His dreams of action never realized, Belafonte decided to pursue his studies at the New School for Social Research just after he was discharged. He then studied acting at the New School’s dramatic workshop and performed with the American Negro Theatre in the 1940s, singing in clubs to earn enough to pay for his acting classes.
Aside from Charlie Chaplin, there were other slapstick comedians out there that made an impact on silent film history. Benny Hill was one of them. Do you guys remember The Benny Hill Show? That’s where he became known for being one of the best and funniest showmen ever, having reached a record audience of over 21 million people in 1971.
Did you know that before he became the jokester we all know and love, he served in the military? Hill served as an electrical and mechanical engineer for the British army. He was one of those who arrived in Normandy during WWII on September 1, 1944, although he’s quick to say he’d rather not talk about it.
A lot of people would likely be disappointed if American actor Clint Eastwood hadn’t actually served in the military. Eastwood is the man’s man, the very image of rugged toughness, machismo epitomized. As no-one will be surprised to learn, he served in the US Army after being drafted straight from high school, during the Korean War.
But his military experience was limited as a lifeguard; not exactly the role you’d expect apropos his image. Most of his popular war movies reference what he saw at the time; and he saw a lot, just not as part of the fighting unit.
The popular host of The Price is Right and Who’s Line is it Anyway? got a foretaste to his stand-up career while serving the military. He served his time in the US Marine Corps, where he spent six years as a corporal.
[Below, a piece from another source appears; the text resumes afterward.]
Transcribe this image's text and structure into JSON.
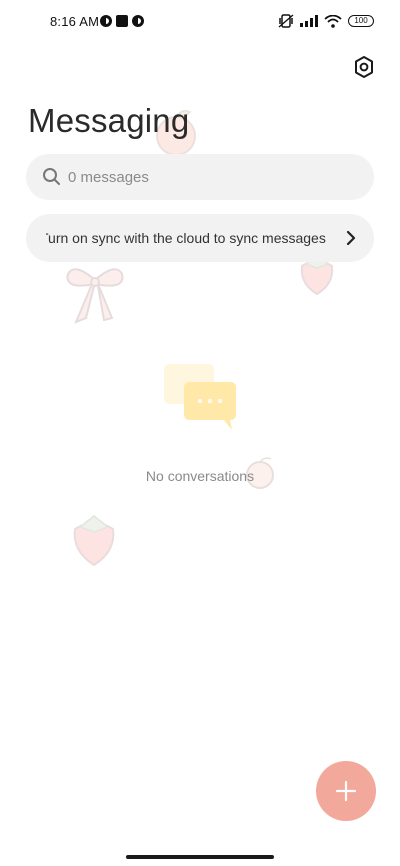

And big as he is today, he still supports the troops by touring overseas with the USO like a true patriot.
He admits that, had he not gotten a big break in his comedic career, he’d probably still be in the armed forces up to this day; a path he would still have been happy with. He loved the camaraderie... and now you know why he’s always maintained that clean-cut hair.
John Coltrane’s first recording on the alto saxophone was made in July 1946 while he was a member of the U.S. Navy. Coltrane had enlisted in the Navy on August 6, 1945, one day after the U.S. dropped the first atomic bomb on Japan. In late 1945, he was shipped to Pearl Harbor as an apprentice seaman. He joined the base swing band and became one of few servicemen in the Navy who served as musicians without having a musicians’ rating. Because the band had only white members, Coltrane played as a “guest performer.”